The FBI is conducting an investigation into allegations of improper behavior by agents stationed in Asia, CBS News has learned. The FBI said in a statement Thursday that upon learning of the allegations "action was taken to reassign certain personnel to non-operational roles while the allegations are reviewed."
"All FBI employees are held to the highest standards of conduct, and allegations against any employee are taken very seriously," the FBI said in a statement.
The Justice Department's inspector general is conducting the investigation.
The Wall Street Journal first reported about the allegations. According to the Journal, the improper behavior includes partying and interactions with prostitutes. Prostitution is legal in some Asian countries, but people familiar with the matter told the Journal that there are concerns about foreign intelligence services trying to compromise agents or other U.S. embassy personnel.

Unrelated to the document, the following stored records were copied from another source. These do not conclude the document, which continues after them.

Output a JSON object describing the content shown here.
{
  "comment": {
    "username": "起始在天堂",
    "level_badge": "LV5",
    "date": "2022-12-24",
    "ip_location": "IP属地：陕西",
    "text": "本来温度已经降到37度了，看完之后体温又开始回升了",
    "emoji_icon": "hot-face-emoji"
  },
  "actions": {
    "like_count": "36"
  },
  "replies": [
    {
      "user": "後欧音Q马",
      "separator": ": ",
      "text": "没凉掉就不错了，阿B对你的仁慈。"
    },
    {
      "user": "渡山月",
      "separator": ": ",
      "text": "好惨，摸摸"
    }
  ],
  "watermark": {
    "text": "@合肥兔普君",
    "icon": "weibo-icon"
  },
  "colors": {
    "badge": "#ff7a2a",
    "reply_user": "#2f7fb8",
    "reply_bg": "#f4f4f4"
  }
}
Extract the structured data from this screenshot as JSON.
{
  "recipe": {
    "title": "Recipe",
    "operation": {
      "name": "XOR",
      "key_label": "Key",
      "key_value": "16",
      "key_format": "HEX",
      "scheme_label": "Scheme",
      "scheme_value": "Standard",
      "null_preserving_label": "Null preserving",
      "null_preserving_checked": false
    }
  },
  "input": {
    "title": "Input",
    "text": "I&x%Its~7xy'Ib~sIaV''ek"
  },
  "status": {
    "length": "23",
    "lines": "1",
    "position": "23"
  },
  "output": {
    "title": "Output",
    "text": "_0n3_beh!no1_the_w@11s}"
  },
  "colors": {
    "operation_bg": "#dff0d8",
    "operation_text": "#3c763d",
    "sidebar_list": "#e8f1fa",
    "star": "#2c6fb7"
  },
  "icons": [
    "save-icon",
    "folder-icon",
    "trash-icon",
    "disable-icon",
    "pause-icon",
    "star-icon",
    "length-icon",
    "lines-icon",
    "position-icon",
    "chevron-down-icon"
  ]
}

In 2015, a Justice Department report found that several agents from the Drug Enforcement Agency stationed in Colombia engaged in "sex parties" with prostitutes paid for by drug cartels.
Through a series of interviews conducted in 2009 and 2010, the DEA's Office of Professional Responsibility learned from Colombian police officers that several agents had solicited prostitutes and engaged in other misconduct.
"The foreign officer allegedly arranged 'sex parties' with prostitutes funded by the local drug cartels for these DEA agents at their government-leased quarters, over a period of several years," the report says. "Although some of the DEA agents participating in these parties denied it, the information in the case file suggested they should have known the prostitutes in attendance were paid with cartel funds."
The 2015 report also found that the foreign officer claims to have provided protection for the agents' weapons and property during the parties, which occurred in government-leased quarters.